The French oil and gas company Total is negotiating to finalize a deal for investment in Iran’s petrochemical industry.
Iran’s National Petrochemical Company and Total reached a preliminary agreement last year, for joint construction of a petrochemical complex with participation of Iran’s private sector.
If the parties finalize the agreement, a petrochemical complex including a steam-cracker unit will be manufactured in Iran’s coastal areas in the Persian Gulf.
The complex will receive ethane, naphtha, liquefied petroleum gas (LPG) and other liquefied gases as feedstock.
Steam cracker units are facilities, in which a feedstock is thermally cracked through the use of steam to produce olefins, including ethylene and propylene.
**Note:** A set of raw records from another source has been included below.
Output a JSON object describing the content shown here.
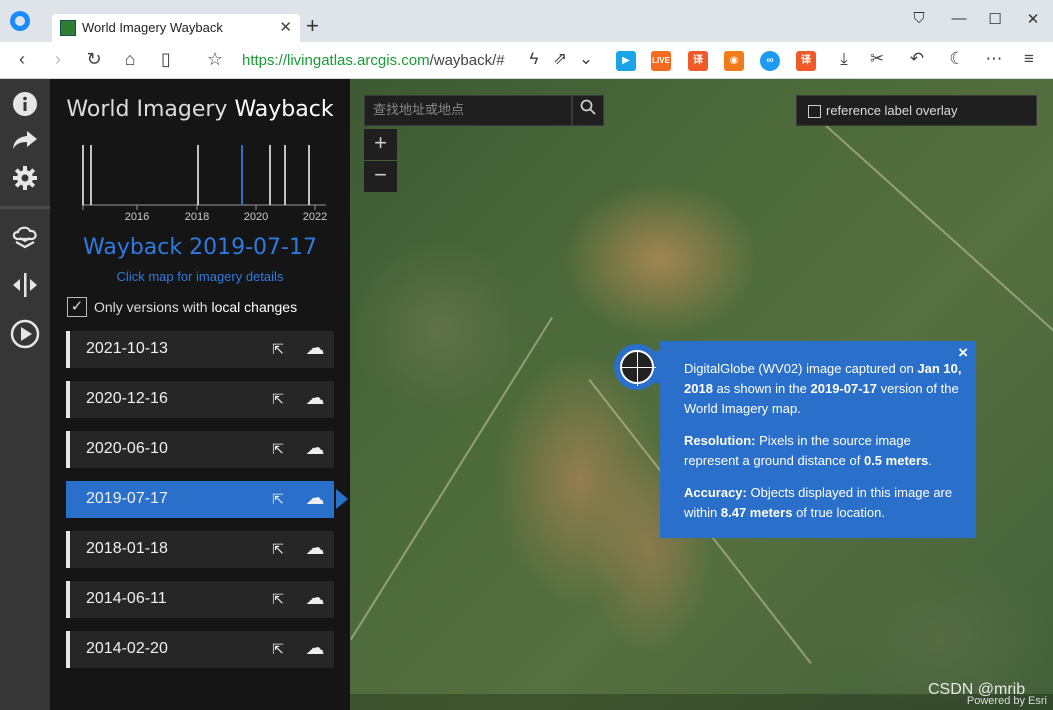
{
  "browser": {
    "tab_title": "World Imagery Wayback",
    "new_tab_symbol": "+",
    "url_host": "https://livingatlas.arcgis.com",
    "url_path": "/wayback/#",
    "window_buttons": [
      "minimize",
      "maximize",
      "close"
    ]
  },
  "app": {
    "title_light": "World Imagery",
    "title_bold": "Wayback",
    "timeline_years": [
      "2016",
      "2018",
      "2020",
      "2022"
    ],
    "selected_release": "Wayback 2019-07-17",
    "click_hint": "Click map for imagery details",
    "filter_label_prefix": "Only versions with",
    "filter_label_bold": "local changes",
    "filter_checked": true,
    "releases": [
      {
        "date": "2021-10-13",
        "active": false
      },
      {
        "date": "2020-12-16",
        "active": false
      },
      {
        "date": "2020-06-10",
        "active": false
      },
      {
        "date": "2019-07-17",
        "active": true
      },
      {
        "date": "2018-01-18",
        "active": false
      },
      {
        "date": "2014-06-11",
        "active": false
      },
      {
        "date": "2014-02-20",
        "active": false
      }
    ]
  },
  "map": {
    "search_placeholder": "查找地址或地点",
    "zoom_in": "+",
    "zoom_out": "−",
    "ref_label": "reference label overlay",
    "popup": {
      "line1_a": "DigitalGlobe (WV02) image captured on",
      "line1_date": "Jan 10, 2018",
      "line1_b": "as shown in the",
      "line1_release": "2019-07-17",
      "line1_c": "version of the World Imagery map.",
      "res_label": "Resolution:",
      "res_text_a": "Pixels in the source image represent a ground distance of",
      "res_value": "0.5 meters",
      "res_text_b": ".",
      "acc_label": "Accuracy:",
      "acc_text_a": "Objects displayed in this image are within",
      "acc_value": "8.47 meters",
      "acc_text_b": "of true location.",
      "close_symbol": "×"
    },
    "watermark": "CSDN @mrib",
    "powered_by": "Powered by Esri"
  },
  "colors": {
    "accent": "#2a6fc9",
    "panel_bg": "#151515",
    "toolbar_bg": "#363636"
  }
}
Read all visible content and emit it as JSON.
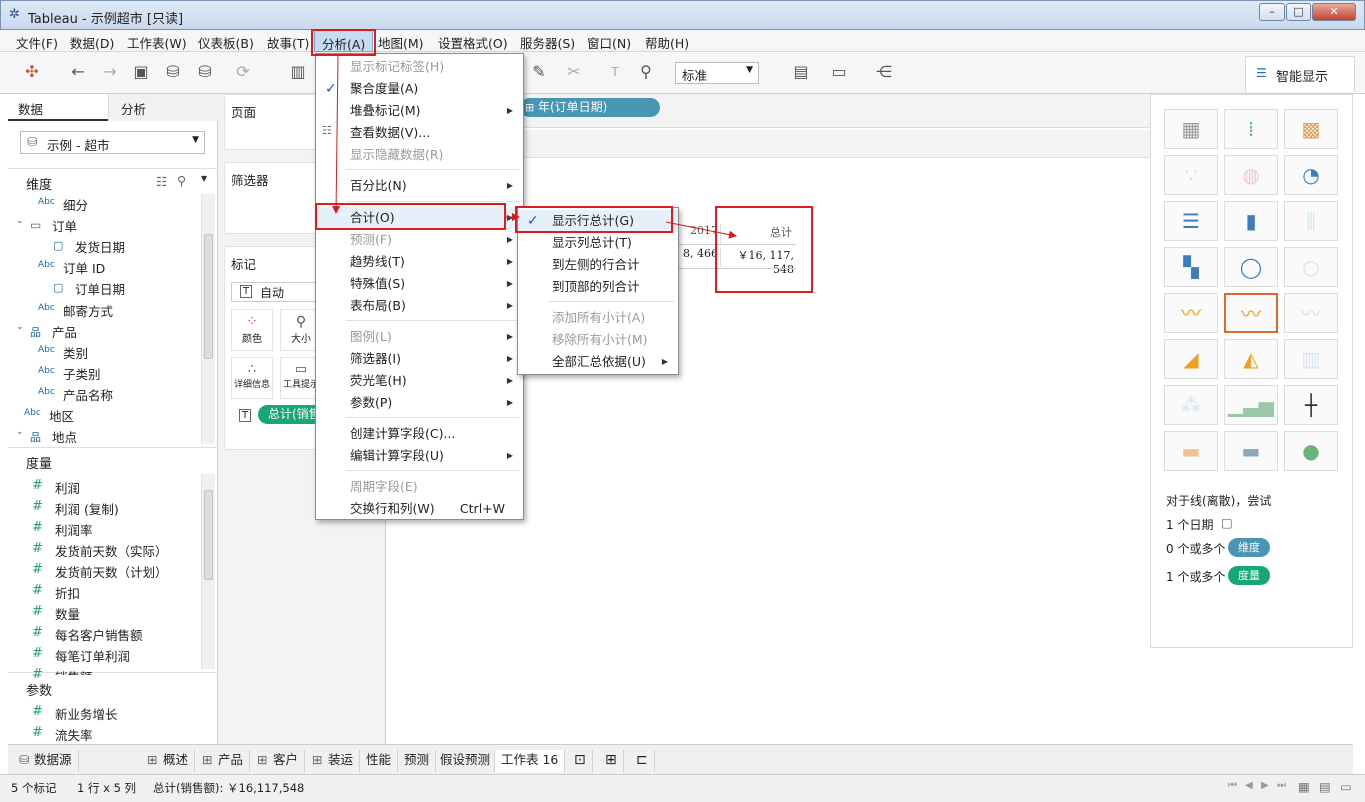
{
  "window": {
    "icon": "tableau-icon",
    "title": "Tableau - 示例超市 [只读]",
    "min": "–",
    "max": "□",
    "close": "✕"
  },
  "menubar": [
    "文件(F)",
    "数据(D)",
    "工作表(W)",
    "仪表板(B)",
    "故事(T)",
    "分析(A)",
    "地图(M)",
    "设置格式(O)",
    "服务器(S)",
    "窗口(N)",
    "帮助(H)"
  ],
  "toolbar": {
    "zoom_value": "标准",
    "smart_show": "智能显示"
  },
  "left": {
    "tab_data": "数据",
    "tab_analysis": "分析",
    "datasource": "示例 - 超市",
    "dimensions_header": "维度",
    "dimensions": [
      {
        "icon": "Abc",
        "label": "细分"
      },
      {
        "icon": "folder",
        "label": "订单"
      },
      {
        "icon": "date",
        "label": "发货日期"
      },
      {
        "icon": "Abc",
        "label": "订单 ID"
      },
      {
        "icon": "date",
        "label": "订单日期"
      },
      {
        "icon": "Abc",
        "label": "邮寄方式"
      },
      {
        "icon": "hierarchy",
        "label": "产品"
      },
      {
        "icon": "Abc",
        "label": "类别"
      },
      {
        "icon": "Abc",
        "label": "子类别"
      },
      {
        "icon": "Abc",
        "label": "产品名称"
      },
      {
        "icon": "Abc",
        "label": "地区"
      },
      {
        "icon": "hierarchy",
        "label": "地点"
      }
    ],
    "measures_header": "度量",
    "measures": [
      "利润",
      "利润 (复制)",
      "利润率",
      "发货前天数（实际）",
      "发货前天数（计划）",
      "折扣",
      "数量",
      "每名客户销售额",
      "每笔订单利润",
      "销售额"
    ],
    "params_header": "参数",
    "params": [
      "新业务增长",
      "流失率"
    ]
  },
  "shelves": {
    "pages": "页面",
    "filters": "筛选器",
    "marks": "标记",
    "mark_type": "自动",
    "color": "颜色",
    "size": "大小",
    "detail": "详细信息",
    "tooltip": "工具提示",
    "measure_pill": "总计(销售"
  },
  "canvas": {
    "column_pill": "年(订单日期)",
    "header_year": "2017",
    "header_total": "总计",
    "cell_year": "8, 466",
    "cell_total": "￥16, 117, 548"
  },
  "smart": {
    "hint": "对于线(离散)，尝试",
    "line1": "1 个日期",
    "line2_prefix": "0 个或多个",
    "dim_pill": "维度",
    "line3_prefix": "1 个或多个",
    "mea_pill": "度量"
  },
  "analysis_menu": [
    {
      "label": "显示标记标签(H)",
      "disabled": true
    },
    {
      "label": "聚合度量(A)",
      "checked": true
    },
    {
      "label": "堆叠标记(M)",
      "sub": true
    },
    {
      "label": "查看数据(V)..."
    },
    {
      "label": "显示隐藏数据(R)",
      "disabled": true
    },
    {
      "label": "百分比(N)",
      "sub": true
    },
    {
      "label": "合计(O)",
      "sub": true
    },
    {
      "label": "预测(F)",
      "sub": true,
      "disabled": true
    },
    {
      "label": "趋势线(T)",
      "sub": true
    },
    {
      "label": "特殊值(S)",
      "sub": true
    },
    {
      "label": "表布局(B)",
      "sub": true
    },
    {
      "label": "图例(L)",
      "sub": true,
      "disabled": true
    },
    {
      "label": "筛选器(I)",
      "sub": true
    },
    {
      "label": "荧光笔(H)",
      "sub": true
    },
    {
      "label": "参数(P)",
      "sub": true
    },
    {
      "label": "创建计算字段(C)..."
    },
    {
      "label": "编辑计算字段(U)",
      "sub": true
    },
    {
      "label": "周期字段(E)",
      "disabled": true
    },
    {
      "label": "交换行和列(W)",
      "shortcut": "Ctrl+W"
    }
  ],
  "totals_menu": [
    {
      "label": "显示行总计(G)",
      "checked": true
    },
    {
      "label": "显示列总计(T)"
    },
    {
      "label": "到左侧的行合计"
    },
    {
      "label": "到顶部的列合计"
    },
    {
      "label": "添加所有小计(A)",
      "disabled": true
    },
    {
      "label": "移除所有小计(M)",
      "disabled": true
    },
    {
      "label": "全部汇总依据(U)",
      "sub": true
    }
  ],
  "tabs": [
    "数据源",
    "概述",
    "产品",
    "客户",
    "装运",
    "性能",
    "预测",
    "假设预测",
    "工作表 16"
  ],
  "status": {
    "marks": "5 个标记",
    "rows": "1 行 x 5 列",
    "sum": "总计(销售额): ￥16,117,548"
  }
}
The complex will also have downstream units to sell its products in domestic and international markets, according to a MoU which signed between Total and Iran’s National Petrochemical Company in 2016.
Total also signed a preliminary deal for development of Phase 11 of South Pars last year, becoming the first Western oil major to sign an energy agreement after the European Union and the United States eased sanctions as part of a pact to curb Iran's nuclear ambitions.
If finalized, Total would operate the project with a 50.1 percent stake, China's CNPC would own 30 percent through one of its subsidiaries and Iran's Petropars would have 19.9 percent.
The South Pars Phase 11 project will have a production capacity of 1.8 billion cubic feet per day. The produced gas will be fed into Iran’s gas network.